    Could there be a more ridiculous, grotesque, obnoxious character (villain or otherwise) in all of fiction? Even Krang from the original TMNT cartoon looks respectable and formidable when placed next to this ludicrous monstrosity (not unlike Jimmy Carter seeming like a not-so-bad president when contrasted with Barack Obama).

    I can think of only ONE justifiable reason to permit this enormous-headed freak anywhere near the MCU: Have M.O.D.O.K. show up in a *brief* cameo during Thor 3 so Thor can hurl eloquent insults at him (it?), as he and Wasp did in Earth’s Mightiest Heroes (e.g., “Never in all the 9 realms have I seen a creature as foul as thee! Like a Frost Giant’s head on an infant’s body! Prepare thy monstrous head for my wrath!”), before quickly destroying him (it) with a blast from Mjulnir right between the eyes. Now THAT would work and would be very amusing, to boot. Plus, such a freakish sci-fi monster would make far more sense in a cosmic Thor movie than in a “grounded” Captain America flick.

    For Captain America 3, I would like to see one, two, or all three of the following villains: Red Skull, Baron Zemo, and/or Crossbones.

    As far as changing iconic superheroes into women or men of different ethnicities, that is nothing but politically correct horse crap that needs to die a quick death. Leave that crap in the comic books if you’d like, but keep it out of the movies. Regardless of whatever changes are made, the original source material (or “canon”) still stands and always will. Captain America IS Steve Rogers, and Steve Rogers IS Captain America. Likewise, Thor IS a man, Johnny Storm IS white, and Falcon and Black Panther ARE black men.

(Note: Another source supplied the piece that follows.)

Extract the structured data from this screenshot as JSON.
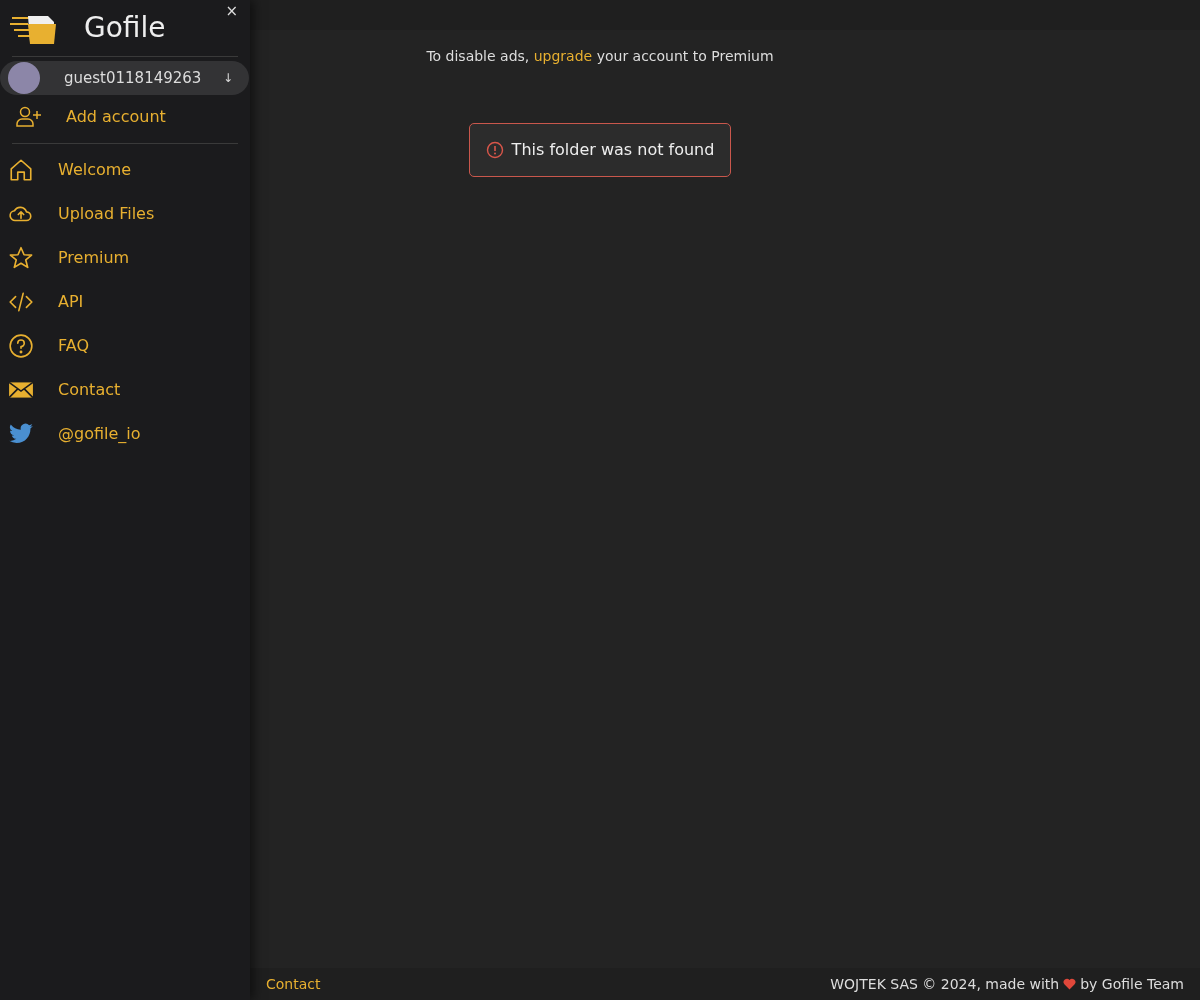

    These banal comic writers should at least TRY to be original and create NEW characters instead of attempting to do what cannot be done: reinvent well-established comic legends.

    Give it a rest, and cut the P.C. already.

  2. I’d like to see more of his struggles to adjust. Guys gone to Iraq or Afghanistan for a year or two or three have it hard enough. Imagine a soldier coming back after almost 70 years. It being addressed in the Cap movies could maybe help some of our guys in real life too.

  3. “In all seriousness, MODOK could absolutely work as a great villain – they’d just have to change up his design…”

    Why change up his design? Why not rise to the occasion and instead design what we’ve become accustomed to? X3′s Juggernaut was a pale comparison to his fishbowl-headed comic counterpart. We wanted the fishbowl. Amazing Spiderman 2′s Rhino is basically just a bunch of armor. Meh. All these liberties being taken with characters we’ve gotten to love maybe in part because of their weird aesthetics – I don’t dig it. The real challenge, I would think, would be to nail those characters, just as close to the comics as possible. I’ve mentioned a few duds but they’ve truly nailed Iron Man, Wolverine, The Hulk, and tons of others. It can be done without sacrificing the weird characters we’ve come to love.

  4. How about if the current Captain America goes into the past since he feels he doesn’t fit the present. He meets up with Peggy Carter and they form the Invaders with heroes from Britain. The Falcon becomes the New Captain America in our current time. M.O.D.O.K. is a character that should be used as a secondary villain rather than a primary character. Perhaps his quest unlocks the Red Skull trapped in the Cosmic cube. Anyhow, I think Stephen King should play M.O.D.O.K.